Over the twenty years in the career services industry, where I worked directly with business executives in their later life transitions – leaving the corporate crow’s nest, as I call it, I can appreciate where Mike and Jonathan are coming from in their take on this. I have produced three retirement programs since 2001, and in the process suffered from metaphor madness, developing novel ways of reframing the concept of retirement and our later life journey.
However, this Drak & Chevreau volume is a welcomed new addition to this crusade. The book, by way of its novelty, weaves the conversation from the threads of a concept called Findependence, as the cornerstone of a Victory Lap Retirement. So here we go. Rather than a traditional book review, here in this blog post, I present views of the authors as shared through interview questions with them in late October.
Mark’s Q: Your co-authored book, early on, takes a shot across the bow at the “financial media & financial services industries” in the way they persist to push “Retirement” as if it were some final destination. (There seems little shift between the 1970’s London Life’s Freedom 55, to Prudential’s 2016 Race for Retirement campaigns for example.) What one new key message should marketers take from reading Victory Lap that could become a differentiator in their marketing?
Mike: The industry is using the same commercials that they used 40 years ago. The only difference is that they are now in color. The world of retirement has changed significantly over the years and most people cannot afford nor do they want to live the lifestyle portrayed in their commercials.
Banks assume more money equals better retirement, which is wrong thinking. Banks are good with the investment piece but they need to become more involved with the lifestyle piece. How can you ever know if you have enough if you do not have a firm handle on what type of retirement lifestyle you want in retirement and what that lifestyle will cost?

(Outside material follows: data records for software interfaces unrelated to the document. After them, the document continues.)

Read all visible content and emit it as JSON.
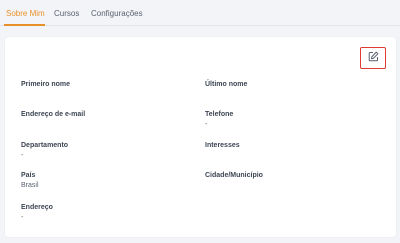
{
  "tabs": {
    "about": "Sobre Mim",
    "courses": "Cursos",
    "settings": "Configurações"
  },
  "profile": {
    "first_name": {
      "label": "Primeiro nome",
      "value": ""
    },
    "last_name": {
      "label": "Último nome",
      "value": ""
    },
    "email": {
      "label": "Endereço de e-mail",
      "value": ""
    },
    "phone": {
      "label": "Telefone",
      "value": "-"
    },
    "department": {
      "label": "Departamento",
      "value": "-"
    },
    "interests": {
      "label": "Interesses",
      "value": ""
    },
    "country": {
      "label": "País",
      "value": "Brasil"
    },
    "city": {
      "label": "Cidade/Município",
      "value": ""
    },
    "address": {
      "label": "Endereço",
      "value": "-"
    }
  },
  "icons": {
    "edit": "edit-icon"
  },
  "colors": {
    "accent": "#e8912a",
    "highlight_border": "#e03b32"
  }
}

Mark’s Q: At one point in Chapter 3, you make the point that: “Compounding the problem is the lack of financial education our children receive in school.” You also say in Chapter 4 that the importance of financial independence is a prerequisite to the new stage of life you call “Victory Lap Retirement.” Let’s play here. What do you think about an opportunity for you to design/deliver a “Findependence” course relatable to high school teenagers that didn’t use the word Retirement? What then would the main message sound like to them? Read more
By Robb Engen, Boomer & Echo
There’s a growing body of evidence that suggests postponing retirement – even by just one year – can lead to a longer, healthier life. The reality is that we’re living longer and saving less. Something has to give. But another year or two spent pushing paper in a cubicle is probably not the holy retirement grail we’ve been searching for.
Indeed, if you’re healthy and can afford to stop working, the idea is to find something else you’re passionate about and do that instead – whether it’s switching to a new career in an unrelated field, writing a book, starting a blog, or simply volunteering at your favourite charity. Call it your work-optional years.
Victory Lap Retirement